I know it must seem I have fallen off the face of the planet. Just working 7 friggin days a week..for now...hope all are well..mc
Barry Bonds was charged in a new indictment Tuesday with 15 felony counts alleging he lied to a grand jury when he denied knowingly using performance-enhancing drugs use and that he hampered the federal government's doping investigation.
What's next for Bonds? Video: Barry Bonds is back in the news with a new indictment. Legal analyst Jeff Benz explains what the charges mean for the slugger. The career home run leader originally was charged in November by a federal grand jury with four counts of perjury and one count of obstruction of justice, but in February U.S. District Judge Susan Illston ordered prosecutors to rewrite the indictment because multiple alleged lies were lumped into individual charges.
On Tuesday, a grand jury indicted Bonds on 14 counts of giving false declarations to a grand jury in 2003 and one count of obstruction of justice. No new lies were alleged in the new indictment.
"It's exactly the same," Golden Gate University law professor Peter Keane said. "It's two ways of saying it's lying and there's really no substantial difference between what he was charged with then and what he is charged with now."
The case against Bonds remains built on whether he lied when he told the grand jury that his personal trainer, Greg Anderson, never supplied him with steroids and human growth hormone.
What's Hot:Kriegel: Blame KG for Celts' woes
Rosen: Hornets seize control

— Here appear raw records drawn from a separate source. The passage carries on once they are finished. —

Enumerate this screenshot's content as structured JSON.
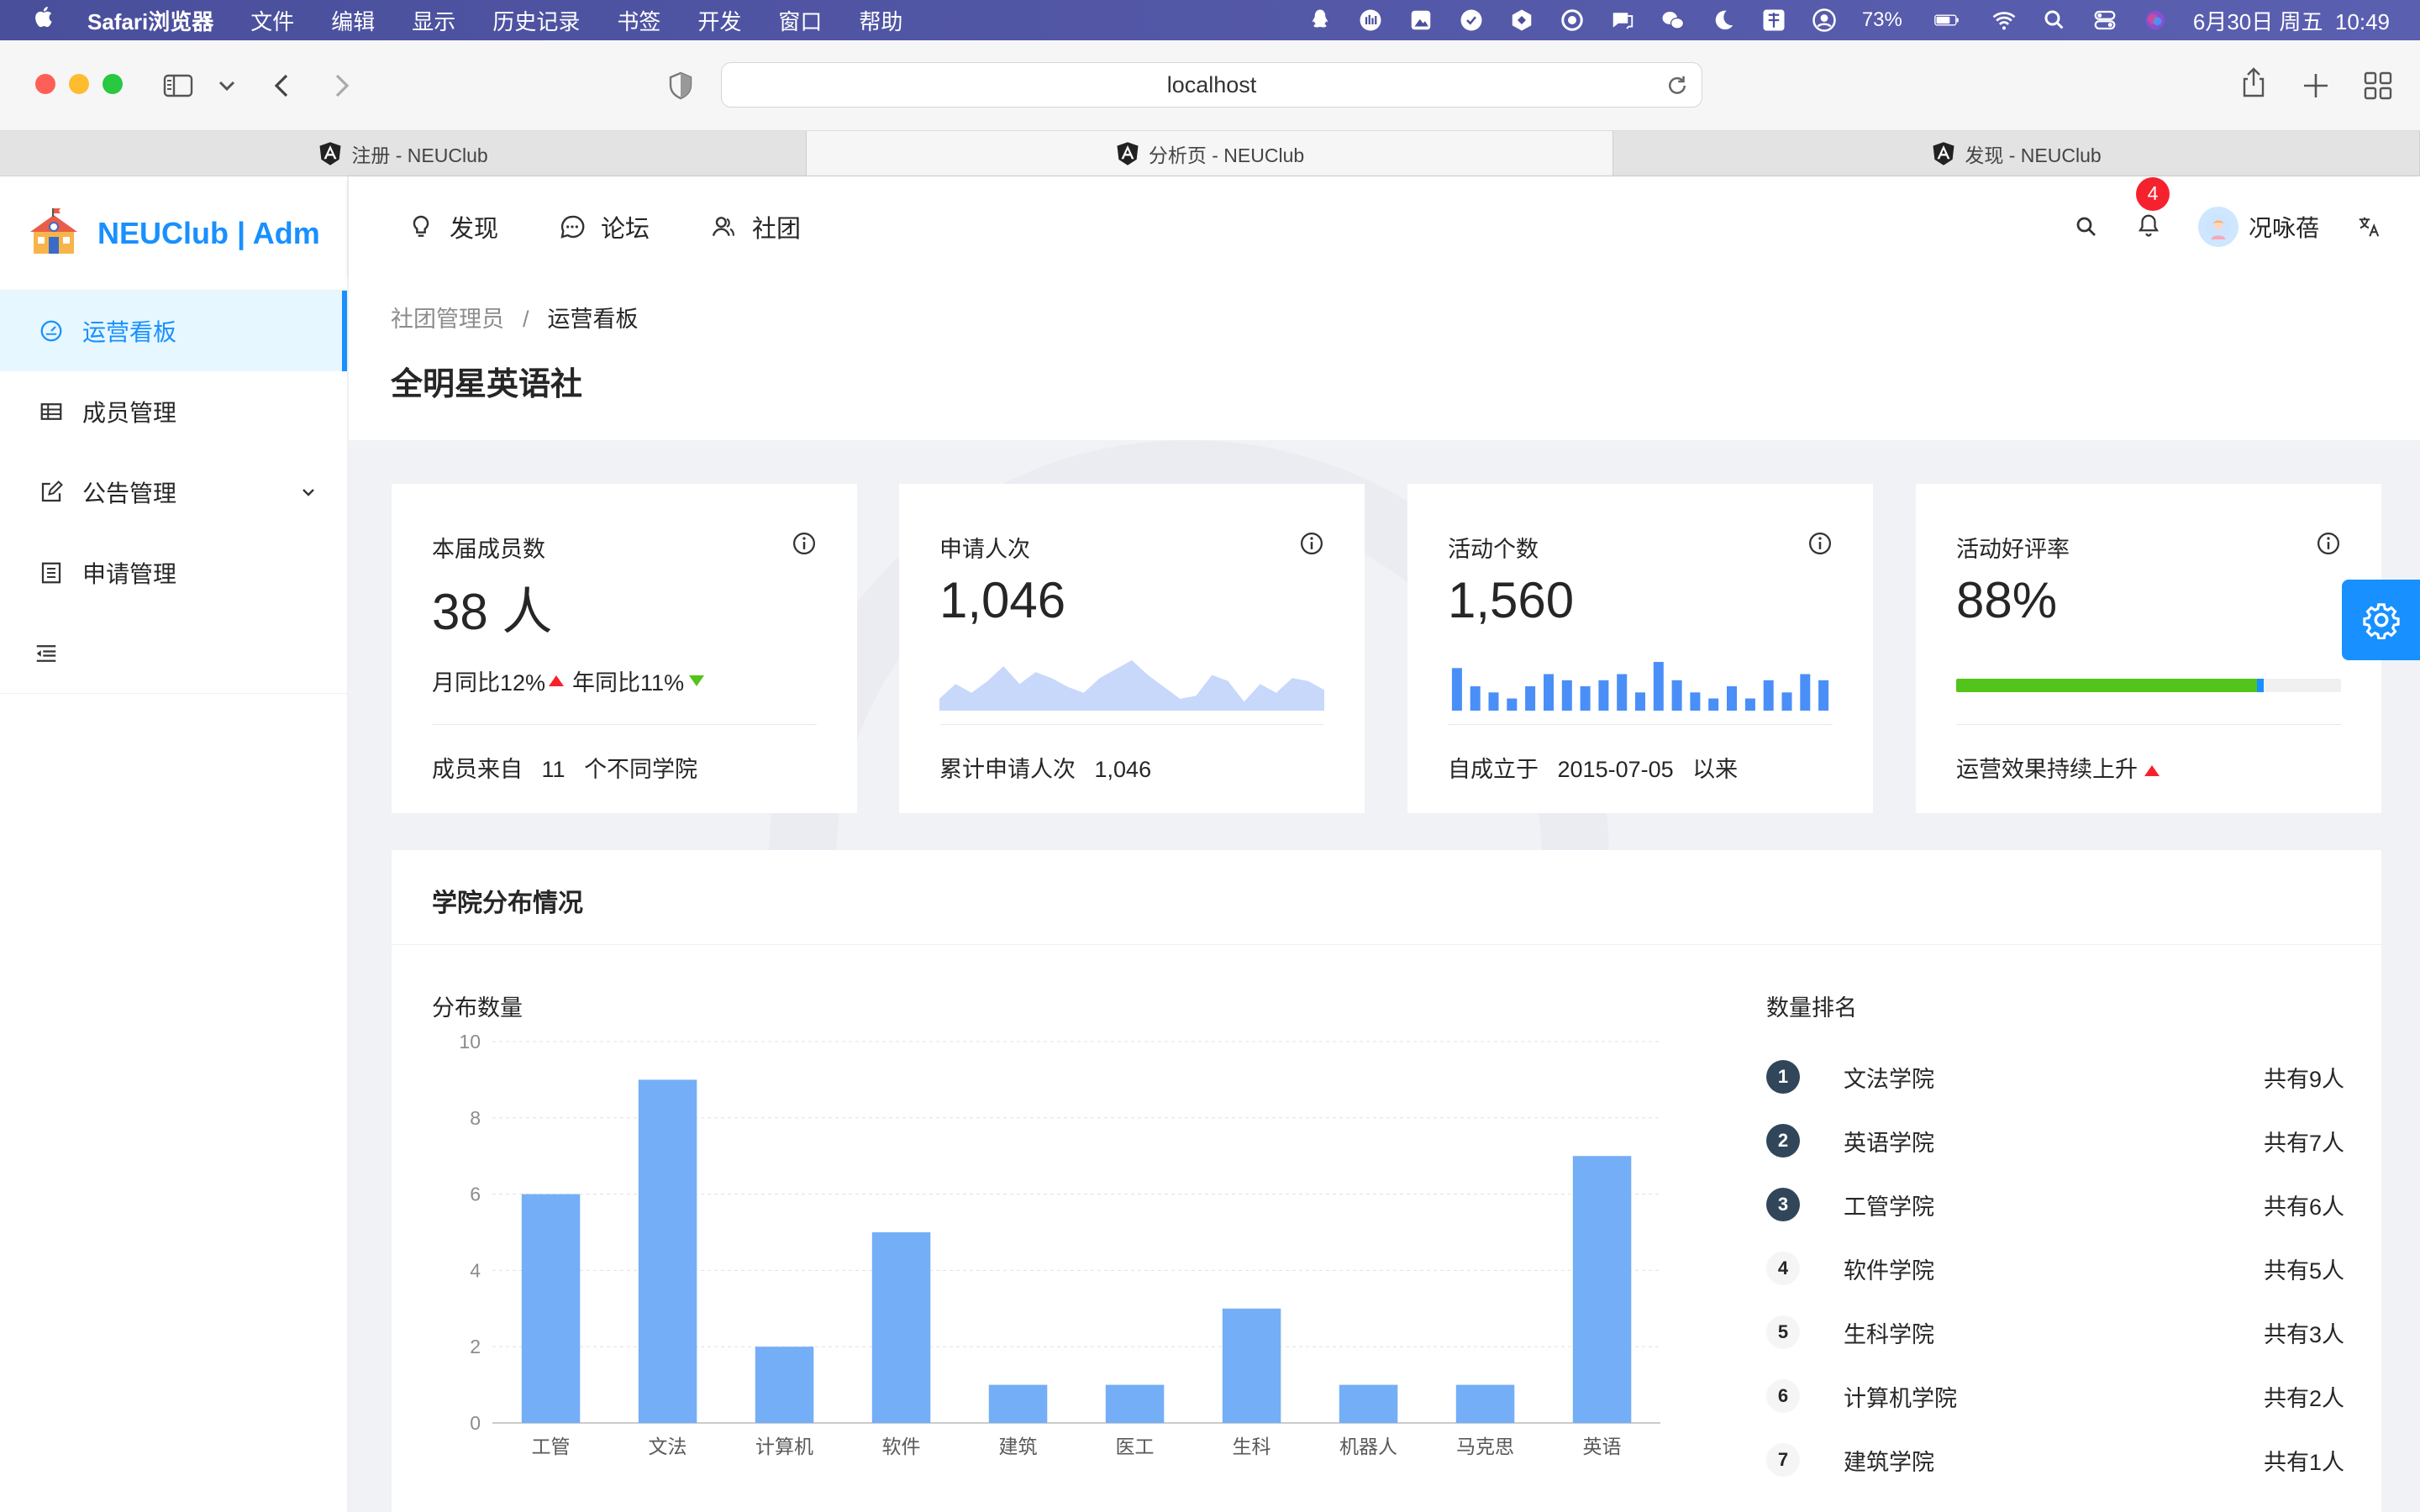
{
  "menubar": {
    "app_name": "Safari浏览器",
    "items": [
      "文件",
      "编辑",
      "显示",
      "历史记录",
      "书签",
      "开发",
      "窗口",
      "帮助"
    ],
    "battery": "73%",
    "datetime": "6月30日 周五  10:49"
  },
  "browser": {
    "url": "localhost",
    "tabs": [
      {
        "label": "注册 - NEUClub",
        "active": false
      },
      {
        "label": "分析页 - NEUClub",
        "active": true
      },
      {
        "label": "发现 - NEUClub",
        "active": false
      }
    ]
  },
  "sidebar": {
    "logo_text": "NEUClub | Adm",
    "items": [
      {
        "label": "运营看板",
        "icon": "dashboard-icon",
        "active": true
      },
      {
        "label": "成员管理",
        "icon": "table-icon"
      },
      {
        "label": "公告管理",
        "icon": "edit-icon",
        "expandable": true
      },
      {
        "label": "申请管理",
        "icon": "list-icon"
      }
    ]
  },
  "topnav": {
    "items": [
      {
        "label": "发现",
        "icon": "bulb-icon"
      },
      {
        "label": "论坛",
        "icon": "message-icon"
      },
      {
        "label": "社团",
        "icon": "team-icon"
      }
    ],
    "notification_count": "4",
    "username": "况咏蓓"
  },
  "page": {
    "breadcrumb": [
      "社团管理员",
      "运营看板"
    ],
    "breadcrumb_sep": "/",
    "title": "全明星英语社"
  },
  "cards": [
    {
      "title": "本届成员数",
      "value": "38 人",
      "mom_label": "月同比12%",
      "yoy_label": "年同比11%",
      "footer_prefix": "成员来自",
      "footer_value": "11",
      "footer_suffix": "个不同学院"
    },
    {
      "title": "申请人次",
      "value": "1,046",
      "footer_prefix": "累计申请人次",
      "footer_value": "1,046"
    },
    {
      "title": "活动个数",
      "value": "1,560",
      "footer_prefix": "自成立于",
      "footer_value": "2015-07-05",
      "footer_suffix": "以来"
    },
    {
      "title": "活动好评率",
      "value": "88%",
      "progress": 0.8,
      "footer_text": "运营效果持续上升"
    }
  ],
  "sparklines": {
    "area": [
      4,
      9,
      6,
      10,
      15,
      9,
      13,
      11,
      8,
      6,
      11,
      14,
      17,
      12,
      8,
      4,
      5,
      12,
      10,
      3,
      9,
      6,
      11,
      10,
      7
    ],
    "bars": [
      7,
      4,
      3,
      2,
      4,
      6,
      5,
      4,
      5,
      6,
      3,
      8,
      5,
      3,
      2,
      4,
      2,
      5,
      3,
      6,
      5
    ],
    "progress_color": "#52c41a",
    "marker_color": "#1890ff"
  },
  "distribution": {
    "title": "学院分布情况",
    "chart_title": "分布数量",
    "rank_title": "数量排名",
    "ranking": [
      {
        "rank": "1",
        "name": "文法学院",
        "count": "共有9人"
      },
      {
        "rank": "2",
        "name": "英语学院",
        "count": "共有7人"
      },
      {
        "rank": "3",
        "name": "工管学院",
        "count": "共有6人"
      },
      {
        "rank": "4",
        "name": "软件学院",
        "count": "共有5人"
      },
      {
        "rank": "5",
        "name": "生科学院",
        "count": "共有3人"
      },
      {
        "rank": "6",
        "name": "计算机学院",
        "count": "共有2人"
      },
      {
        "rank": "7",
        "name": "建筑学院",
        "count": "共有1人"
      }
    ]
  },
  "chart_data": {
    "type": "bar",
    "title": "分布数量",
    "categories": [
      "工管",
      "文法",
      "计算机",
      "软件",
      "建筑",
      "医工",
      "生科",
      "机器人",
      "马克思",
      "英语"
    ],
    "values": [
      6,
      9,
      2,
      5,
      1,
      1,
      3,
      1,
      1,
      7
    ],
    "ylim": [
      0,
      10
    ],
    "yticks": [
      0,
      2,
      4,
      6,
      8,
      10
    ],
    "grid": true,
    "bar_color": "#74aef6"
  }
}
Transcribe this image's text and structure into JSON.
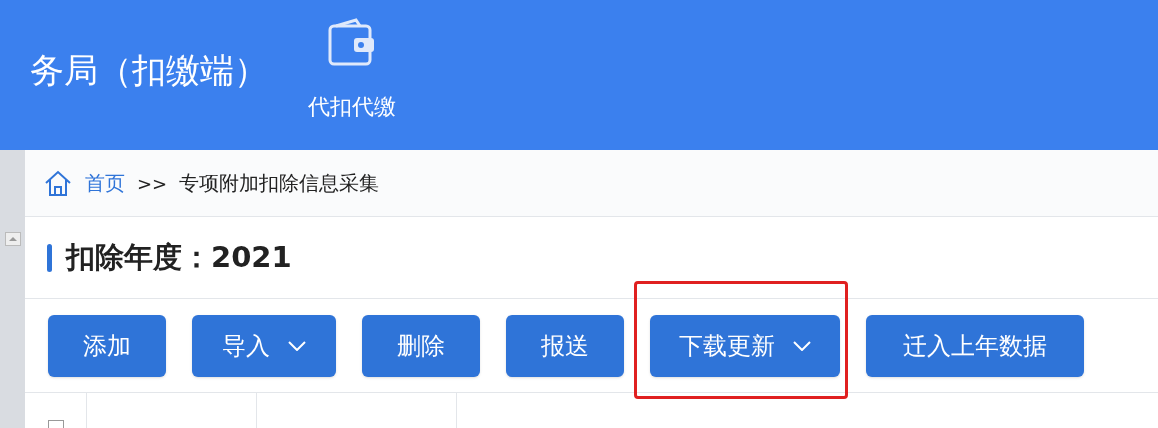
{
  "header": {
    "title": "务局（扣缴端）",
    "nav_items": [
      {
        "label": "代扣代缴"
      }
    ]
  },
  "breadcrumb": {
    "home": "首页",
    "separator": ">>",
    "current": "专项附加扣除信息采集"
  },
  "section": {
    "title": "扣除年度：2021"
  },
  "toolbar": [
    {
      "label": "添加",
      "dropdown": false,
      "highlighted": false
    },
    {
      "label": "导入",
      "dropdown": true,
      "highlighted": false
    },
    {
      "label": "删除",
      "dropdown": false,
      "highlighted": false
    },
    {
      "label": "报送",
      "dropdown": false,
      "highlighted": false
    },
    {
      "label": "下载更新",
      "dropdown": true,
      "highlighted": true
    },
    {
      "label": "迁入上年数据",
      "dropdown": false,
      "highlighted": false
    }
  ],
  "table": {
    "select_all": {
      "checked": false
    }
  }
}
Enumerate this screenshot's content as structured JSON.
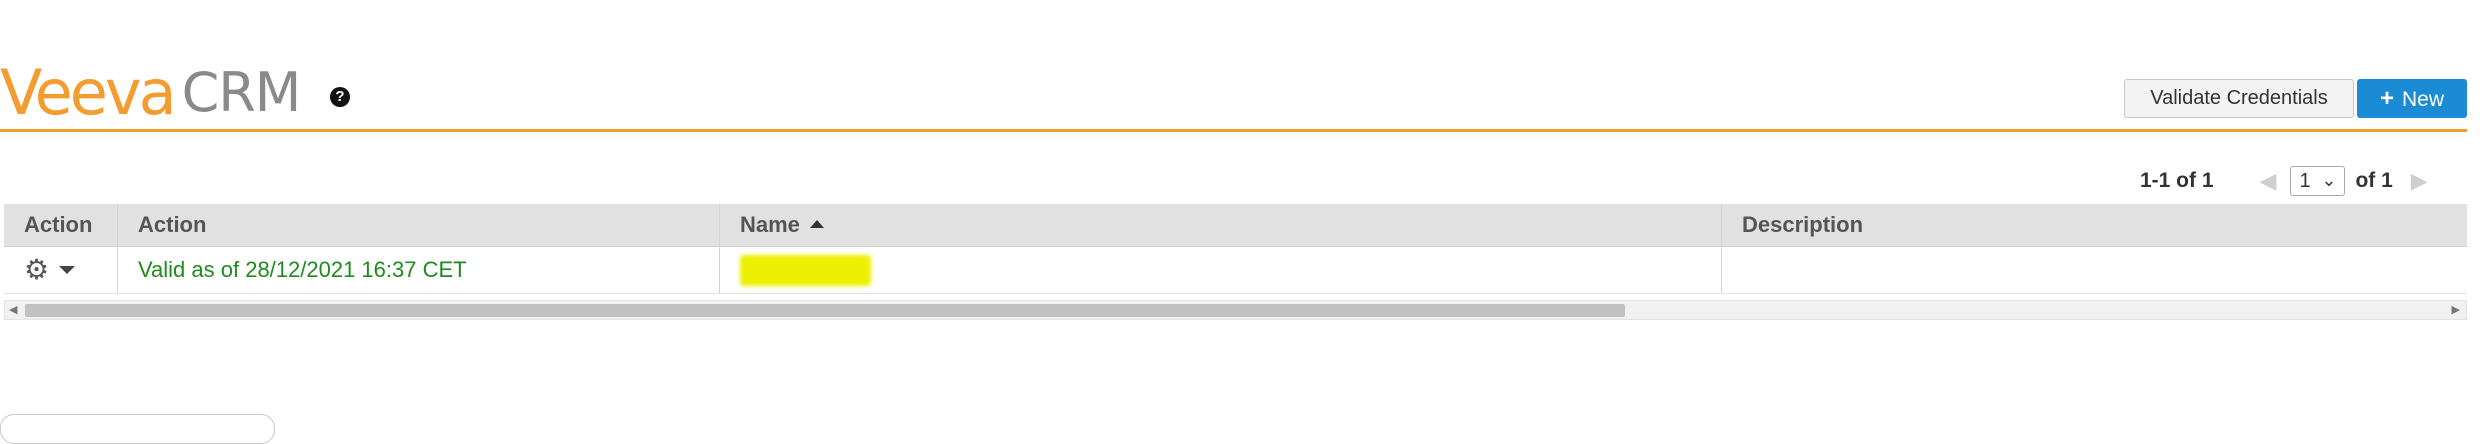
{
  "header": {
    "logo_primary": "Veeva",
    "logo_secondary": "CRM",
    "help_glyph": "?",
    "accent_color": "#f39c2f",
    "validate_label": "Validate Credentials",
    "new_label": "New",
    "new_icon": "plus-icon",
    "new_color": "#1a8bd4"
  },
  "pager": {
    "count": "1-1 of 1",
    "page": "1",
    "of_label": "of 1"
  },
  "table": {
    "columns": [
      "Action",
      "Action",
      "Name",
      "Description"
    ],
    "sort_column": "Name",
    "sort_direction": "ascending",
    "rows": [
      {
        "action_icons": [
          "gear-icon",
          "caret-down-icon"
        ],
        "status": "Valid as of 28/12/2021 16:37 CET",
        "status_color": "#1f8a1f",
        "name": "",
        "description": ""
      }
    ]
  }
}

Bonds charged with 14 counts of lying
Report: Henin to quit pro tennis
LPGA legend Sorenstam to retire
LeBron yells at mom to sit down
Top stories | Rumors | Video | Photos "Barry Bonds is innocent," the player's lead attorney, Allen Ruby, said. Ruby said Bonds would appear in court to plead not guilty to the new charges.
Bonds' next hearing already had been scheduled for June 6 before the new indictment was unsealed, but Ruby said it is unclear whether Bonds' will be expected to enter a plea then.
The Major League Baseball Players Association said last week it was investigating whether to file a collusion grievance against teams for not pursuing Bonds, who became a free agent when the Giants decided they didn't want him back after 15 seasons.
The 43-year-old outfielder, a seven-time NL MVP, says he wants to play this year and his agent claims no team has made an offer for the 14-time All-Star. Bonds hit 28 homers last year to raise his total to 762, seven more than Hank Aaron's previous record.
« Back to index